The data START

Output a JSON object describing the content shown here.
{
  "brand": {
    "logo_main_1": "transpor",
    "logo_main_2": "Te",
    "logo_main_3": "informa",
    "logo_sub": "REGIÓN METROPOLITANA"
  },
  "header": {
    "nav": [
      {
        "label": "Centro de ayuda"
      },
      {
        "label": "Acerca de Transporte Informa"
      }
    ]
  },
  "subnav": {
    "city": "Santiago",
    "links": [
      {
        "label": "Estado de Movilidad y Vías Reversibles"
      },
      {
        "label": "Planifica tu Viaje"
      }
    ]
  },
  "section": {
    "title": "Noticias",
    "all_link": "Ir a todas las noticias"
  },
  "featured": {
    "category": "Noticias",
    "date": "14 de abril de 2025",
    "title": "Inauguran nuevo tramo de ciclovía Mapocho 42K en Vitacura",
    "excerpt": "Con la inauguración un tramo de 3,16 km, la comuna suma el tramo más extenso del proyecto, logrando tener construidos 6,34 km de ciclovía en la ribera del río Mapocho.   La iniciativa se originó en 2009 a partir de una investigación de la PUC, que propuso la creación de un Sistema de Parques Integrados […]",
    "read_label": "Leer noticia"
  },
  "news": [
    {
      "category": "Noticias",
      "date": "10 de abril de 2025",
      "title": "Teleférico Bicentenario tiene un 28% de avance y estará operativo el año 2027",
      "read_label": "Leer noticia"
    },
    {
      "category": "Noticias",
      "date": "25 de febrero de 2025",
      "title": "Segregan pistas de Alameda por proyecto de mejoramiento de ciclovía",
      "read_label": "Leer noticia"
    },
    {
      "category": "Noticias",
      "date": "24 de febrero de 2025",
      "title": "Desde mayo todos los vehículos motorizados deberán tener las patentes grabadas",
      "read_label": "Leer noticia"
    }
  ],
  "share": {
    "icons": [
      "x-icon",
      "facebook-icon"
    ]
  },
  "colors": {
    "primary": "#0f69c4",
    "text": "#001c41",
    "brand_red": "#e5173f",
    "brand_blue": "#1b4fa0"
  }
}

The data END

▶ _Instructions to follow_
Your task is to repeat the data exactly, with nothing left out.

▶ _Exercise output_
Output a JSON object describing the content shown here.
{
  "brand": {
    "logo_main_1": "transpor",
    "logo_main_2": "Te",
    "logo_main_3": "informa",
    "logo_sub": "REGIÓN METROPOLITANA"
  },
  "header": {
    "nav": [
      {
        "label": "Centro de ayuda"
      },
      {
        "label": "Acerca de Transporte Informa"
      }
    ]
  },
  "subnav": {
    "city": "Santiago",
    "links": [
      {
        "label": "Estado de Movilidad y Vías Reversibles"
      },
      {
        "label": "Planifica tu Viaje"
      }
    ]
  },
  "section": {
    "title": "Noticias",
    "all_link": "Ir a todas las noticias"
  },
  "featured": {
    "category": "Noticias",
    "date": "14 de abril de 2025",
    "title": "Inauguran nuevo tramo de ciclovía Mapocho 42K en Vitacura",
    "excerpt": "Con la inauguración un tramo de 3,16 km, la comuna suma el tramo más extenso del proyecto, logrando tener construidos 6,34 km de ciclovía en la ribera del río Mapocho.   La iniciativa se originó en 2009 a partir de una investigación de la PUC, que propuso la creación de un Sistema de Parques Integrados […]",
    "read_label": "Leer noticia"
  },
  "news": [
    {
      "category": "Noticias",
      "date": "10 de abril de 2025",
      "title": "Teleférico Bicentenario tiene un 28% de avance y estará operativo el año 2027",
      "read_label": "Leer noticia"
    },
    {
      "category": "Noticias",
      "date": "25 de febrero de 2025",
      "title": "Segregan pistas de Alameda por proyecto de mejoramiento de ciclovía",
      "read_label": "Leer noticia"
    },
    {
      "category": "Noticias",
      "date": "24 de febrero de 2025",
      "title": "Desde mayo todos los vehículos motorizados deberán tener las patentes grabadas",
      "read_label": "Leer noticia"
    }
  ],
  "share": {
    "icons": [
      "x-icon",
      "facebook-icon"
    ]
  },
  "colors": {
    "primary": "#0f69c4",
    "text": "#001c41",
    "brand_red": "#e5173f",
    "brand_blue": "#1b4fa0"
  }
}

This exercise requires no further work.